A Novel Teaching Tool for Understanding Coral DestructionAuthor(s): Megan A Buras
Purpose: To promote understanding of the coral life cycle and destructive forces in order to modify destructive human behavior.
Background: Coral ecosystems are important sources of food and coastal protection. Corals, just like other creatures, may be
destroyed by environmental and biological stressors. Coral lifecycle and current destructive forces are complex subjects often
depicted using scientific terminology that is difficult to understand by the lay public. Better understanding of these concepts
through dynamic illustrations and interactive teaching could potentially prevent destructive behavior and help protect these
threatened ecosystems. Methods: We provide a novel teaching tool to visually illustrate damage and modify behavior in multiple
age groups. 1. We utilized simplified illustrations targeting children (K-1), middle school (6-8 grade) and high school students.
Student comprehension is evaluated through teach-back technique. Using this feedback, illustrations are then modified to augment
and clarify areas of confusion. 2. A hands-on interactive program was designed using thermochromic painted coral skeletons.
Children at an after school program participate in an interactive, hands-on experience utilizing color-changing paint in addition to
the age appropriate illustrations. Thermochromic paint changes color (red to white) when exposed to elevated temperatures. Coral
skeletons are painted and then submerged in warm water. The color change dramatically illustrates the effect of warmer water on
coral bleaching reinforcing teaching points. 3. Simplified illustrations, and thermochromic painted coral skeletons are then used in
an education module presenting information to individuals in a high volume tourist resort area. Summary: Coral reef destruction is
an ongoing concern. Many resources are being applied to study mechanisms of damage. However, education of the general public
regarding mechanisms of damage, for example avoiding coral-toxic sunscreen use, is also important for real-time prevention of
modifiable destructive human behaviors. Development and application of appropriate teaching tools for all age groups will help
with coral preservation. The recent advances in autonomous surface vehicle (ASV) design, propulsion, software, and sensors have
resulted in a proliferation of vehicles, including optionally manned conversions, for a multitude of missions.

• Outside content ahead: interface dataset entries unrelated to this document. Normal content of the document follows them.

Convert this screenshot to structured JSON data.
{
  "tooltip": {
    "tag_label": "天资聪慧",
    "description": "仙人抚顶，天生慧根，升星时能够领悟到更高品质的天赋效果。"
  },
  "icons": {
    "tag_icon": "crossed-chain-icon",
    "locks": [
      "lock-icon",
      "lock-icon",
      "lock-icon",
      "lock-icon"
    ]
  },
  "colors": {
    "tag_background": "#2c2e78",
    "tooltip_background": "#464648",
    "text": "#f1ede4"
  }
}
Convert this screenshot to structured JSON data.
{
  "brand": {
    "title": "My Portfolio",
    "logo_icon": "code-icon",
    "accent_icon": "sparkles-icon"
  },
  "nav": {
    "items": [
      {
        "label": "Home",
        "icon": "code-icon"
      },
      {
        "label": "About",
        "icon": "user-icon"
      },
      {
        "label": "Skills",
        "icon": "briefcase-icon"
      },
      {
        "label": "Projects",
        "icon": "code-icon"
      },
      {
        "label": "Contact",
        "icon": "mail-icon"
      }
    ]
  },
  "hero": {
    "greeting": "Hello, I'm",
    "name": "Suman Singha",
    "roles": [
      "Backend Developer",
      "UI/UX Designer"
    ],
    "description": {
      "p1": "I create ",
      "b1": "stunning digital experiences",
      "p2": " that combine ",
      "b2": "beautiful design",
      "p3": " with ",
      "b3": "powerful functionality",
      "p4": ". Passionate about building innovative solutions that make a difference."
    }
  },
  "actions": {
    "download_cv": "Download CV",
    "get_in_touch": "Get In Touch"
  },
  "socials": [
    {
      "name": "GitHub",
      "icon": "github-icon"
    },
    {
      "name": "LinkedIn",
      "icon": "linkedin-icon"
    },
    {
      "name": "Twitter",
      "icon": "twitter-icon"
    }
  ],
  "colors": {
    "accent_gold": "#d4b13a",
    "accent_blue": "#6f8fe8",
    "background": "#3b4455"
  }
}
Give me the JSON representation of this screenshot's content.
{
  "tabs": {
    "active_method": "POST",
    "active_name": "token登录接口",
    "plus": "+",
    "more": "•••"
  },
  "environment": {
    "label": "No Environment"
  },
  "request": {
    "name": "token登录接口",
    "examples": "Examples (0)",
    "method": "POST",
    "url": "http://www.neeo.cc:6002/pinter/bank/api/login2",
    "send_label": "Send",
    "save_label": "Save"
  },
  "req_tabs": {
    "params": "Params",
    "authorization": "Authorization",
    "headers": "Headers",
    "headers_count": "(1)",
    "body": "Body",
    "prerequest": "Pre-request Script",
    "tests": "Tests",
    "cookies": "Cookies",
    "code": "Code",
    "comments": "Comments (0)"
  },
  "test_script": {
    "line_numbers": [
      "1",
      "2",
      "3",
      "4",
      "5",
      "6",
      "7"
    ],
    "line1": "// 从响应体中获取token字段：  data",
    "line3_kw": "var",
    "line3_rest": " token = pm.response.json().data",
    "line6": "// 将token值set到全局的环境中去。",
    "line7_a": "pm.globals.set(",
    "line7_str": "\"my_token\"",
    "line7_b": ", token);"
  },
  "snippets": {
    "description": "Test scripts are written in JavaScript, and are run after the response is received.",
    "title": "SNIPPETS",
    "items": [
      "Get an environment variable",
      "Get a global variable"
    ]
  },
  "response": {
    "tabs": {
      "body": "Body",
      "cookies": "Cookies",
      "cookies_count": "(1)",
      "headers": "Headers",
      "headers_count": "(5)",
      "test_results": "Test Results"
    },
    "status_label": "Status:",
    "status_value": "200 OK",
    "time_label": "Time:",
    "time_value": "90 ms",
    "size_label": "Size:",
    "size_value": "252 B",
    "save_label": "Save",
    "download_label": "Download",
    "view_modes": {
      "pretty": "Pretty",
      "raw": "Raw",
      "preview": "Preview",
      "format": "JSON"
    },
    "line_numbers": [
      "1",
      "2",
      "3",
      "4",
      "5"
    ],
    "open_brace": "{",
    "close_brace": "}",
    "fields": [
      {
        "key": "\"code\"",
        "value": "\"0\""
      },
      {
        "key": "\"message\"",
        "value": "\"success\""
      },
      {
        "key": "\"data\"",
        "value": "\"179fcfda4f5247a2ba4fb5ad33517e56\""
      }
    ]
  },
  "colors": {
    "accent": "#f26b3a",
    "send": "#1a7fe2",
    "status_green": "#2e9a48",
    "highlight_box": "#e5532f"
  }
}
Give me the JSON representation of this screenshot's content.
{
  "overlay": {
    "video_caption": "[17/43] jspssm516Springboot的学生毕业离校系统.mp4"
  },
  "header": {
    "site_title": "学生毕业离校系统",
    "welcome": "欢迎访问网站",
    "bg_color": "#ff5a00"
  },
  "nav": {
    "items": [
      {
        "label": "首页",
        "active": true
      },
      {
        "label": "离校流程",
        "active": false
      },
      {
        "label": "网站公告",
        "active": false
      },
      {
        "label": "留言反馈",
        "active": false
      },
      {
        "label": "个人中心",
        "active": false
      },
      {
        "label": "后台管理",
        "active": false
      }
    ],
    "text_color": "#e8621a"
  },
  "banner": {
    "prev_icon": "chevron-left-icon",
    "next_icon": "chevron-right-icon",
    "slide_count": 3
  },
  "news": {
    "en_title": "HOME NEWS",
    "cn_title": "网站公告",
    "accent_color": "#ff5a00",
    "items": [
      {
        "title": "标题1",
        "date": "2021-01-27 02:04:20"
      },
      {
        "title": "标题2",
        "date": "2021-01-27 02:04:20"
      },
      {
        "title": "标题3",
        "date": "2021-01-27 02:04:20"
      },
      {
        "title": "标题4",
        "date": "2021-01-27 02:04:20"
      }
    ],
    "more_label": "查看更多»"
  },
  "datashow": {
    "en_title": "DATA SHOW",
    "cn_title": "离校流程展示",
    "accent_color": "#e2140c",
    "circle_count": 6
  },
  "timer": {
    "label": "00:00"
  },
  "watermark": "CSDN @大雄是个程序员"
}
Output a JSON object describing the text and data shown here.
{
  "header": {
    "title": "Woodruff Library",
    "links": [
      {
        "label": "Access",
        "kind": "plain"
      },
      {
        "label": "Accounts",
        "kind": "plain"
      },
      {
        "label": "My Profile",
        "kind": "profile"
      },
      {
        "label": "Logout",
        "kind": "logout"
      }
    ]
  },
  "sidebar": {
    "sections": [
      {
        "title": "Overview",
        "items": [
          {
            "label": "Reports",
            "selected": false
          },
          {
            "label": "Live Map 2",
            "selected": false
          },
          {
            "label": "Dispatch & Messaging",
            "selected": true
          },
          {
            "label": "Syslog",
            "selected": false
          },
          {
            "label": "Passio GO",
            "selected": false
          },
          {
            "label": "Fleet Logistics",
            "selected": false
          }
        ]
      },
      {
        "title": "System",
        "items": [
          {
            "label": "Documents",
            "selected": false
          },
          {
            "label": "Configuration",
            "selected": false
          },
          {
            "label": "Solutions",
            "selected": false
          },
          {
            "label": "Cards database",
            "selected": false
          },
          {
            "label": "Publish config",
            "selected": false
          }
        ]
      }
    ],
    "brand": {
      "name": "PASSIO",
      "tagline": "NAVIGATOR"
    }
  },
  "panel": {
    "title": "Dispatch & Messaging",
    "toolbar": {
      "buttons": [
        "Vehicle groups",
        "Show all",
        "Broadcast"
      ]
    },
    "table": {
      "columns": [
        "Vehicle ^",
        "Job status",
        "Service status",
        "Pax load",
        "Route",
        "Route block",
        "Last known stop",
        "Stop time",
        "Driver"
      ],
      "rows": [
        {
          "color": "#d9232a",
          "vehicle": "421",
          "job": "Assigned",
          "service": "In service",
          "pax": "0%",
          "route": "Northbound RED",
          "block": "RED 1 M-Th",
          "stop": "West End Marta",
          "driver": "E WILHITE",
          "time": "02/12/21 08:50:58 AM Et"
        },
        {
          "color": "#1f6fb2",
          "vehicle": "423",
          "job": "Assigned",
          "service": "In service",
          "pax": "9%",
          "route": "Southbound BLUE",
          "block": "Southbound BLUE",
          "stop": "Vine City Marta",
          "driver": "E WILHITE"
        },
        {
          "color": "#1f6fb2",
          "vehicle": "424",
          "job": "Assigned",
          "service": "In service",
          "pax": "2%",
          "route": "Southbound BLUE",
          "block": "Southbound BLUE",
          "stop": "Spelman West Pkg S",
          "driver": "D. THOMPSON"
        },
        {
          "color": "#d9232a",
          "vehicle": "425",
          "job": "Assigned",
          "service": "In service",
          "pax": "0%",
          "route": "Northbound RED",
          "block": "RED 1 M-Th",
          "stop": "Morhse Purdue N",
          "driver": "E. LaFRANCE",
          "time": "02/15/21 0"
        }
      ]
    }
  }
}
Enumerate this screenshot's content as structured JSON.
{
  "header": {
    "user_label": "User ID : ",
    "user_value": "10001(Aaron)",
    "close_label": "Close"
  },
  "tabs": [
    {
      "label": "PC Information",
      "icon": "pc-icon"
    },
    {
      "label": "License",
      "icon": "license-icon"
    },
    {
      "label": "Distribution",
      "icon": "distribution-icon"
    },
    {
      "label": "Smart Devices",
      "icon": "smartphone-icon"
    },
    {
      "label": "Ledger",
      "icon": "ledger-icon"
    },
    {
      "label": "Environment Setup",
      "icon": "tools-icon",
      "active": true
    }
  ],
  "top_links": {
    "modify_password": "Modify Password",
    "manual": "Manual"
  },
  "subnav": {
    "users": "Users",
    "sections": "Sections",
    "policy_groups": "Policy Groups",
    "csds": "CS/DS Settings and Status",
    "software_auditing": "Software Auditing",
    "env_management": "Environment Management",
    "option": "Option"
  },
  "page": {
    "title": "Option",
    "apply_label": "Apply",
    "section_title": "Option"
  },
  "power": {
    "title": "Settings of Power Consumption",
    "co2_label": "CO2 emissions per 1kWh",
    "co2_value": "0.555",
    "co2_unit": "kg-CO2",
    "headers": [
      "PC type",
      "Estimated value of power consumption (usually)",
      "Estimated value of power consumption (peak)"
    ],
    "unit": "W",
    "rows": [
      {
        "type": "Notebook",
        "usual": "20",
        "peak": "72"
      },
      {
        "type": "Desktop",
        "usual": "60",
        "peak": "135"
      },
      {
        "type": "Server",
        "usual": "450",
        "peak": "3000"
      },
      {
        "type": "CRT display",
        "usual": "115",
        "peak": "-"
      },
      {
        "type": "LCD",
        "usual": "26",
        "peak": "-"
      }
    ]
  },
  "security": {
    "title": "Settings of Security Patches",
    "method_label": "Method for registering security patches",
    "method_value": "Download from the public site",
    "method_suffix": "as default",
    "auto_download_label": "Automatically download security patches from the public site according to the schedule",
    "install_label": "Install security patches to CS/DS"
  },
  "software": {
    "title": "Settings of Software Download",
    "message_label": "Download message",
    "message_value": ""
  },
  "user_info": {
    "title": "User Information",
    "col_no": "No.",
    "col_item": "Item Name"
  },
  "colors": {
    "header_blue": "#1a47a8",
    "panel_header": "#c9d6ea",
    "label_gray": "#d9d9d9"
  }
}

These technologies
have created new opportunities to develop heterogeneous and collaborative unmanned systems based around smaller, lower-cost,
unmanned surface, underwater and aerial vessels. We propose that diesel-electric powered ASVs with modular architectures can
incorporate numerous interchangeable sensor payloads and allows one ASV unit to function as a multi-instrument platform to
support other offshore operations. With over 30 days at 7 knots endurance capability and over the horizon communications, this
technology represents a step change in offshore operations is a cost effective surrogate to the use of Regional Class
Research/Survey vessels to deliver the equivalent capability.